While Walker’s Trumpiad is a book of funny poems clearly produced to respond to this immediate moment in history, Seattle poet Jason Whitmarsh’s The Histories is a more thoughtful book of funny poems. Whitmarsh didn’t throw these poems together in a mad blush of creation; these are crafted works, designed with a greater balance and narrative arc in mind.
And they are funny. Whitmarsh has a special knack for finding a single image that can slap the reader across the face with all the shock and wobbly force of a fatty raw trout. Much of the book is made up of prose poems relaying creation myths for everyday concepts: Robotics, Therapy, soda machines, MacGyver, fear, Los Angeles.
“The first title was just the story itself, but in a bigger font,” Whitmarsh writes in “The History of Titles.” He continues, “The second title was the first title, followed by a two. Title three was untitled, but written out: ‘Untitled.’ And so on, for a couple thousand years.” This idea of cavemen struggling with the concept of titles is especially rich. And the last line, which gets to the idea of what a title is, stabs the silly idea of titles straight in the left ventricle: “You must picture a version of yourself 30% smaller and suspended in the air halfway above your head.” Because, really, titles are fucking weird when you think about them.

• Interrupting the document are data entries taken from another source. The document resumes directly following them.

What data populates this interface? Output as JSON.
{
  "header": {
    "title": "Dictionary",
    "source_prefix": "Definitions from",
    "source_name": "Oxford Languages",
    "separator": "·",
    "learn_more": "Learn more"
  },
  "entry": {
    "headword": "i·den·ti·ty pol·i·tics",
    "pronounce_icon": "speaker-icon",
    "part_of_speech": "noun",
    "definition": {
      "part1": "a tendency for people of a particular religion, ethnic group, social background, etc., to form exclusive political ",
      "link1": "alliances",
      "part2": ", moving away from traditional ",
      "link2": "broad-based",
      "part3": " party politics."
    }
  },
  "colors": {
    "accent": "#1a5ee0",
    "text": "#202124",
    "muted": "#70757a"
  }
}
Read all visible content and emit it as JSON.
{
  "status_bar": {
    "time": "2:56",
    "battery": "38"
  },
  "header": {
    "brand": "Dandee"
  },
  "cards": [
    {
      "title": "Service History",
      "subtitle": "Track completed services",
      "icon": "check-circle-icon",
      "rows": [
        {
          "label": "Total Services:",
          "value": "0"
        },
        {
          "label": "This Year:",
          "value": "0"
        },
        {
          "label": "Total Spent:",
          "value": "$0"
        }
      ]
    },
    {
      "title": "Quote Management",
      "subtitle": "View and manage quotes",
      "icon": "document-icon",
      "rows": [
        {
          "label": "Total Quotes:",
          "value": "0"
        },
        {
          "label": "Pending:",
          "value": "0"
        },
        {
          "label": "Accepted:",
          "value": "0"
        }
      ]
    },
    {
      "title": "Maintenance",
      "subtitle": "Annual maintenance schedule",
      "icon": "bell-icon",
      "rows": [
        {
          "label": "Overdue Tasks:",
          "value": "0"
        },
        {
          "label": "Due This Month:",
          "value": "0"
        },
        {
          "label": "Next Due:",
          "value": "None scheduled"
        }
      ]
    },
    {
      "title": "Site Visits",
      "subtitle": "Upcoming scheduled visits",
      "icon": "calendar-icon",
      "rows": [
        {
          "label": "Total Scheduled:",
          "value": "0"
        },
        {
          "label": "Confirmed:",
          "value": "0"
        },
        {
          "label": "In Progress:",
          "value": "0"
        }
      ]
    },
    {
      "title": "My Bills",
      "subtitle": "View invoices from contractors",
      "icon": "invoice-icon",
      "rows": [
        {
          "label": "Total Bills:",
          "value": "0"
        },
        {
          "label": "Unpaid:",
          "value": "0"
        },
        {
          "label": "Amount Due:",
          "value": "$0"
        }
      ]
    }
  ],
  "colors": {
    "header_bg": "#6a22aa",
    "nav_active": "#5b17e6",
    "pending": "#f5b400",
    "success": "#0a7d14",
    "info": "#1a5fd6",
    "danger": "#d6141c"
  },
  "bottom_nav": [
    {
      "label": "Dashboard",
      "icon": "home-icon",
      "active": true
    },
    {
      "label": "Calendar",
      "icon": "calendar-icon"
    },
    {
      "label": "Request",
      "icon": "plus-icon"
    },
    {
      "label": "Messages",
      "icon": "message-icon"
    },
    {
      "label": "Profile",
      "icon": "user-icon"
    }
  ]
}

Whitmarsh’s poems are funny all the way through, and meticulously entertaining. What he does is he picks at an idea until he strips away all but the meat at the center. He writes a poem about a machine humanity built “for getting angry.” Naturally, we immediately regret our decision to construct a machine to inspire anger, because “there’s too many days lost to this humming.” The next time you get a Facebook notification on your phone, you might find yourself glaring at the screen in a different way.
Whitmarsh and Walker both came from Seattle’s poetry scene, and they’re both storied Seattle performers. (There’s a poem about Wayward Coffee’s open mic stage, which, in its old location was so bad that it “rendered” Whitmarsh “illiterate.”) You can see their performances resonate through their work. Walker is the kind of poet who embraces his mistakes onstage, who’ll change an entire poem because the audience laughs harder at a line than he expected.
Whitmarsh, though, is the Brainiac who crafts every line to work perfectly with the one before. His poems have a heft and a structure and a craft to them that seems effortless but which requires an inordinate amount of work. Even when he’s sharing a prose poem about a subject as mundane as Aquaman’s self-seriousness, Whitmarsh keeps a straight face. You’ve got to admire that kind of commitment to a joke.
Paul is a co-founder of The Seattle Review of Books. He has written for The Progressive, Newsweek, Re/Code, the Utne Reader, the Los Angeles Times, the Seattle Times, the New York Observer, and many North American alternative weeklies. Paul has worked in the book business for two decades, starting as a bookseller (originally at Borders Books and Music, then at Boston's grand old Brattle Bookshop and Seattle's own Elliott Bay Book Company) and then becoming a literary critic. Formerly the books editor for the Stranger, Paul is now a fellow at Civic Ventures, a public policy incubator based out of Seattle.
Follow Paul Constant on Twitter: @paulconstant